How should César Chávez Day be celebrated?
It should be a time when people show respect for what Chávez did to gain just wages, working conditions and treatment for everyone. It should also be a time for people to show unity with each other no matter their race, gender or nationality.
How do you view the massive partying of many students dressed in traditional Mexican costumes?
I think it’s disrespectful to what César Chávez Day is really all about.
What would be a better way to celebrate?
People can participate in one of MEChA’s events. March for Justice takes place in downtown Chico on March 30, the day before the official Chávez holiday. It commemorates Chávez’s 340-mile California march in support of farm workers’ rights. Our “Teach Outs” are 40 classroom sessions on César Chávez Day where we teach students in grade schools, middle schools and high schools all about Chávez and his impact on today’s society.
A third event is Cats in the Community on Chávez Day from 10 a.m.-1 p.m. put on by Chico State’s [Associated Students]—events where groups of Chico State students give back to the community by performing services like canned-food drives, trash pick-up, yard work, and helping the elderly.
What is MEChA and why did you get involved?
It is a student organization that stands for Movimiento Estudiantil Chicano de Aztlán. I really liked its guiding principles of equal access to higher education, equality for all, promotion of safe sex, and empowerment for the LGBT community.
Can anyone join MEChA?
Absolutely. It started out in 1969 with just Mexican-Americans but has expanded to include Chicanos and Chicanas, which is anyone who embraces the MEChA principles. Even our campus adviser, Susan Green, who is Caucasian, is considered a Chicana.

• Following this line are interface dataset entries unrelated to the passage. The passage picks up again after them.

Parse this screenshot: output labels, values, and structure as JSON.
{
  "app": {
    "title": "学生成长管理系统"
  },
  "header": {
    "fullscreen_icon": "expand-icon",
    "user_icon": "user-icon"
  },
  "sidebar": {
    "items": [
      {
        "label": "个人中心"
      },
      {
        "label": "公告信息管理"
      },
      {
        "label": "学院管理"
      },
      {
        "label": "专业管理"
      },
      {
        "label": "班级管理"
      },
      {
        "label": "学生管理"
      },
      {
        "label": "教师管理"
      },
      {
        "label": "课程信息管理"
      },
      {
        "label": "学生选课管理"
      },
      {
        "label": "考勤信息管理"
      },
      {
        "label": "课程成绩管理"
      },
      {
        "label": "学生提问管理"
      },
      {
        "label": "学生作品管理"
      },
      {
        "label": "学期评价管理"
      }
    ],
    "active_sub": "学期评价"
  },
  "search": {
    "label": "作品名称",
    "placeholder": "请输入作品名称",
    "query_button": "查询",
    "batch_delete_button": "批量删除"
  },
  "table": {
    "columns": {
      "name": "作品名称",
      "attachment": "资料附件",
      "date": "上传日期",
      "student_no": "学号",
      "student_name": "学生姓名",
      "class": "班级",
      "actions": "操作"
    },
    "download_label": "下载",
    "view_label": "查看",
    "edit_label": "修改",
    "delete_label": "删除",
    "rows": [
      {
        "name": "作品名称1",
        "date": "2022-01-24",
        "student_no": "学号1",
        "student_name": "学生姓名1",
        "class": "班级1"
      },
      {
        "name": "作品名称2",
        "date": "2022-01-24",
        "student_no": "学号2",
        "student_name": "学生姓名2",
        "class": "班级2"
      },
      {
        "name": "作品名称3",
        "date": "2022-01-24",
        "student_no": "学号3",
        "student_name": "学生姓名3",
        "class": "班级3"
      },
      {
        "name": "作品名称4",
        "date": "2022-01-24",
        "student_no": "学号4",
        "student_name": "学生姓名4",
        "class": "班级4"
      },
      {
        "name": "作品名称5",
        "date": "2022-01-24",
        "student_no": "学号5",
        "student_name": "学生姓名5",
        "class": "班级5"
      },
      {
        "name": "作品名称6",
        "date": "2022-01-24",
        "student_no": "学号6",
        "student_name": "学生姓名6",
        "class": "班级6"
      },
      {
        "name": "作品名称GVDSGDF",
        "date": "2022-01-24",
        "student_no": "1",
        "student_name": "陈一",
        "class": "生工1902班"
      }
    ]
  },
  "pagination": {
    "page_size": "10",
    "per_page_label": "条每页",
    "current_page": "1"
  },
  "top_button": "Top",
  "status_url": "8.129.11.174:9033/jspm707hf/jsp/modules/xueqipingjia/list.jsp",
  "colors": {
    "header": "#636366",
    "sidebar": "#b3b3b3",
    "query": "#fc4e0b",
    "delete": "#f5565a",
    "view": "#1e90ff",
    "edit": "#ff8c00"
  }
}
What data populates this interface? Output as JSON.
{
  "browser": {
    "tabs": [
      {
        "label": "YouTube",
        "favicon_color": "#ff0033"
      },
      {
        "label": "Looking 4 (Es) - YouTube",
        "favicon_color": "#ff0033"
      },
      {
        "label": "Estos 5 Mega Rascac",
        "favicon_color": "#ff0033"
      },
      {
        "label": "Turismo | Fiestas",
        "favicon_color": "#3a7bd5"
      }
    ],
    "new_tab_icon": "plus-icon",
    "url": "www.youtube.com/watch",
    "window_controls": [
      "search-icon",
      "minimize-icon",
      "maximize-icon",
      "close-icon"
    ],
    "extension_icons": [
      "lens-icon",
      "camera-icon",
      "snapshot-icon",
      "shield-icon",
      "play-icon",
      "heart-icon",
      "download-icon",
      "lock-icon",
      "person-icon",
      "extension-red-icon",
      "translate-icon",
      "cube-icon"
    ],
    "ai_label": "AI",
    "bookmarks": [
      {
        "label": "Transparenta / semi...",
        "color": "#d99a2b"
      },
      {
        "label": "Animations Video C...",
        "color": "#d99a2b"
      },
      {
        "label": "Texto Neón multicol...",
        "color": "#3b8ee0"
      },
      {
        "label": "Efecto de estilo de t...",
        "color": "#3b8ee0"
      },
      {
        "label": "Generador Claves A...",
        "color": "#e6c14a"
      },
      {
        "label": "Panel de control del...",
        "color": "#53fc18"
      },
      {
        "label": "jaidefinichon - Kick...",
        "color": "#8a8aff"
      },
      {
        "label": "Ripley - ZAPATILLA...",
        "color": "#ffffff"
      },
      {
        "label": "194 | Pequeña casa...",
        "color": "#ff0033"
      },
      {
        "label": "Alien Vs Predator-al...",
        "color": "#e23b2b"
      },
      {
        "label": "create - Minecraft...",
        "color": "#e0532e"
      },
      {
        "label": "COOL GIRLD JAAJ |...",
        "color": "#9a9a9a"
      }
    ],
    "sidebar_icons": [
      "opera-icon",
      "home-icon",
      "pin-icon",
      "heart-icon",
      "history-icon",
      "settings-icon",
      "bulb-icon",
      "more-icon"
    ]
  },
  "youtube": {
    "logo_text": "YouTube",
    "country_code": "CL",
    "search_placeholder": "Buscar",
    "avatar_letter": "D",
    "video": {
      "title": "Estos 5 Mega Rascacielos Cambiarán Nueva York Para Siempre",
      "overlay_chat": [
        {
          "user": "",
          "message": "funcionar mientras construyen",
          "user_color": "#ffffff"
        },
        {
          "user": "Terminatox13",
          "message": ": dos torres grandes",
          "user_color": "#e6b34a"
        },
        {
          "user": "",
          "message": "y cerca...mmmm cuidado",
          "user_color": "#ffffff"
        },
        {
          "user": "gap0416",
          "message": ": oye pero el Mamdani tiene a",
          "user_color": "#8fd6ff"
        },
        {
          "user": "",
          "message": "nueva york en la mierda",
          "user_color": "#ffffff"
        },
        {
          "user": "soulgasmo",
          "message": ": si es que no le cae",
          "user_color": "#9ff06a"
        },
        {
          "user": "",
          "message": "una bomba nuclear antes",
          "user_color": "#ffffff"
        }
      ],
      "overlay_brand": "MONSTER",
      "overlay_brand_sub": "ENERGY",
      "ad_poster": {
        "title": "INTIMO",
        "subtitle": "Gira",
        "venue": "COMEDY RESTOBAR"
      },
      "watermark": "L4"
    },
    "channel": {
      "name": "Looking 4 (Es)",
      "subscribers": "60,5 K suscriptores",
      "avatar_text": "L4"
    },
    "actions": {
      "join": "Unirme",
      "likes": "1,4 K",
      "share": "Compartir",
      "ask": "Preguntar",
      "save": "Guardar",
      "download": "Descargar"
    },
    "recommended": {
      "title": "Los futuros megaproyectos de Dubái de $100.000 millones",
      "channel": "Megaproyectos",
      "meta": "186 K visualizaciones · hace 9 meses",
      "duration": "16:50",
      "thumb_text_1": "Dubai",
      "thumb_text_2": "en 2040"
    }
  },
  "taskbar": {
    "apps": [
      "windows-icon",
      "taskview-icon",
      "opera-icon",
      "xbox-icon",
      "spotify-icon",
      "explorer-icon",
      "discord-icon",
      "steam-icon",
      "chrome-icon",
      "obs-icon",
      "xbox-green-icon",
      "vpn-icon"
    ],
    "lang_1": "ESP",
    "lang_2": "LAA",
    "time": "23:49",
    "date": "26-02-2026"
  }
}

What do you say to those who accuse MEChA of being racist?
It’s not true. We’ve heard it from many people like the members of the local Tea Party and the Chico State Republicans, because we’re very vocal at demonstrations like the anti-war and anti-budget-cut rallies. Anyone who is suspicious of us is welcome to attend our meetings and events.